A Umina couple who lived on opposite sides of the world when they met have celebrated 60 years of marriage.
The Reverend Peter Swain and his wife Joan met in London in 1952.
Mr Swain said he had been working in insurance when he felt called by God to join the Ministry.
Leaving Australia by ship for England with his motorbike, he had five pounds to his name.
“I found myself selling ice cream at Wimbledon,” said Mr Swain.
“In a London church opposite Westminster Abbey, I also found Joan, a pretty Dorset girl who moved to London to work.
“She later stole my heart,” he said.
Mr Swain returned to Australia in 1954 for religious studies, undertaking an arts degree at Queens College, Melbourne, studying Hebrew.
He and Joan remained in contact by mail, exchanging weekly letters.
Peter proposed by letter in 1956.
He followed the letter with an engagement ring.
“There I was on the top of a London double decker bus putting the ring on my finger, without the man I was to marry even in the country,” Ms Swain said.
“In fact, because of the type of package Peter sent, I had to spend my precious pennies releasing the package from London’s Customs department,” she said.
Because Mr Swain was yet to complete his ministry studies, he was unable to marry.
Nonetheless, Ms Swain caught the ship to Adelaide to start a life on the same soil.
They married in 1958 and welcomed their first child Sue after 10 months of marriage, with daughter Katie and son Brin to soon follow.
For the next eight years, Mr Swain was chaplain for Wesley College in Melbourne, before he moved to Sydney’s Newington College where he spent 27 years.
He wrote three books for the school on its history and completed a Masters of Arts and Education, followed by a doctorate that included time spent in California.
Mr Swain went on to receive an OAM in 2005 for his service to the Uniting Church and his work in Australia, particularly as national president of the Australian Association for Religious Education, coupled with his work for 20 years as an Army Reserve chaplain during the Vietnam War.
Having holidayed in Umina over the years, when Peter retired in 1996, they moved to the Peninsula.
They now live at Peninsula Village in Umina.
“They socialise with all their Village friends,” said Peninsula Village chief Mr Shane Neaves.
“Peter remains active in the church community, running the services at Peninsula Village for Anzac Day and Christmas.

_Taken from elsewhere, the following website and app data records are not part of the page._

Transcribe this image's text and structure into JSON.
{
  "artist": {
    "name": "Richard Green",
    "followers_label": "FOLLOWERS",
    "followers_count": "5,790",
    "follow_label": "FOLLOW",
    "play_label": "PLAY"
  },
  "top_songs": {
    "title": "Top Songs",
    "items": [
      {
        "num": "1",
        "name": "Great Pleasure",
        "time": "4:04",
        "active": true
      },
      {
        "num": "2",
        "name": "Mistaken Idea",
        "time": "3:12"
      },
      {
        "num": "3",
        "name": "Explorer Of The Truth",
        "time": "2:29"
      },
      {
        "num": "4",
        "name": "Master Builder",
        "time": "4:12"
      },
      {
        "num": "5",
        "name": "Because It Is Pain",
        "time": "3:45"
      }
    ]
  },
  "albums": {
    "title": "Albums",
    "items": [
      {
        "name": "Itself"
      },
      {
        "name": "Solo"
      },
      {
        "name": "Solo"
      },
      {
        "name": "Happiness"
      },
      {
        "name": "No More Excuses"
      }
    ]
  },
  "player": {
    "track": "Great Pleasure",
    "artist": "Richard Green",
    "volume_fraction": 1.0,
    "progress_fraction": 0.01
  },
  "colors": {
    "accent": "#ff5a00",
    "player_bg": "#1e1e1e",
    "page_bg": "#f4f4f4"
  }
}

“He runs a study group every week at the local church, as well as prayer meetings,” Mr Neaves said.
Media release, 4 Dec 2018
Katey Small, Brilliant Logic